TASK GOAL =
Check every line of the data below for the word "code". Copy the ones that have it.
### STUDY MATERIAL ###
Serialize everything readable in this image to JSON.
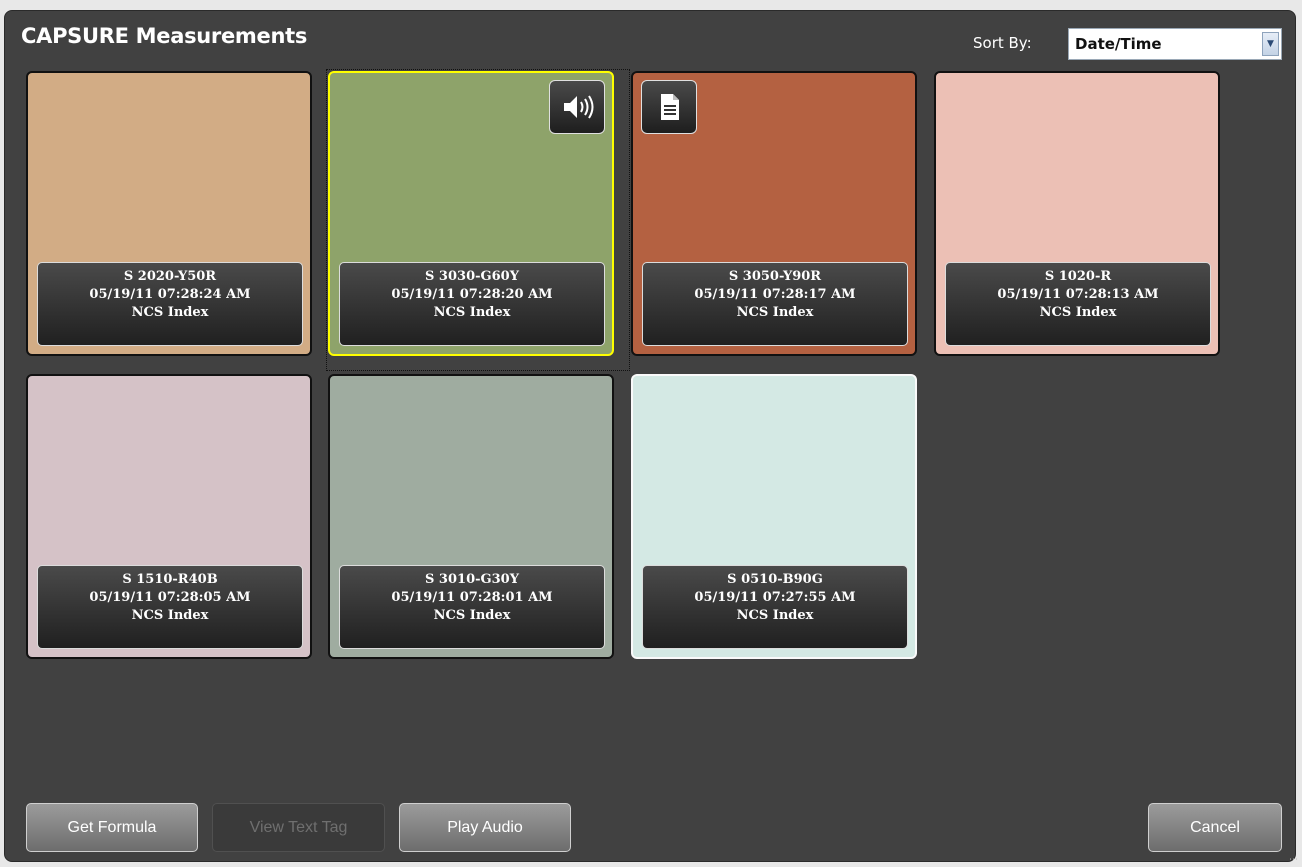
{
  "title": "CAPSURE Measurements",
  "sort": {
    "label": "Sort By:",
    "value": "Date/Time"
  },
  "tiles": [
    {
      "code": "S 2020-Y50R",
      "datetime": "05/19/11 07:28:24 AM",
      "index": "NCS Index",
      "color": "#d2ac85"
    },
    {
      "code": "S 3030-G60Y",
      "datetime": "05/19/11 07:28:20 AM",
      "index": "NCS Index",
      "color": "#8ea36a"
    },
    {
      "code": "S 3050-Y90R",
      "datetime": "05/19/11 07:28:17 AM",
      "index": "NCS Index",
      "color": "#b46141"
    },
    {
      "code": "S 1020-R",
      "datetime": "05/19/11 07:28:13 AM",
      "index": "NCS Index",
      "color": "#ecc0b5"
    },
    {
      "code": "S 1510-R40B",
      "datetime": "05/19/11 07:28:05 AM",
      "index": "NCS Index",
      "color": "#d5c2c7"
    },
    {
      "code": "S 3010-G30Y",
      "datetime": "05/19/11 07:28:01 AM",
      "index": "NCS Index",
      "color": "#9facA0"
    },
    {
      "code": "S 0510-B90G",
      "datetime": "05/19/11 07:27:55 AM",
      "index": "NCS Index",
      "color": "#d4e9e4"
    }
  ],
  "icons": {
    "audio": "speaker-icon",
    "note": "document-icon"
  },
  "buttons": {
    "get_formula": "Get Formula",
    "view_text_tag": "View Text Tag",
    "play_audio": "Play Audio",
    "cancel": "Cancel"
  }
}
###
RESULT OF THE EXERCISE =
      "code": "S 2020-Y50R",
      "code": "S 3030-G60Y",
      "code": "S 3050-Y90R",
      "code": "S 1020-R",
      "code": "S 1510-R40B",
      "code": "S 3010-G30Y",
      "code": "S 0510-B90G",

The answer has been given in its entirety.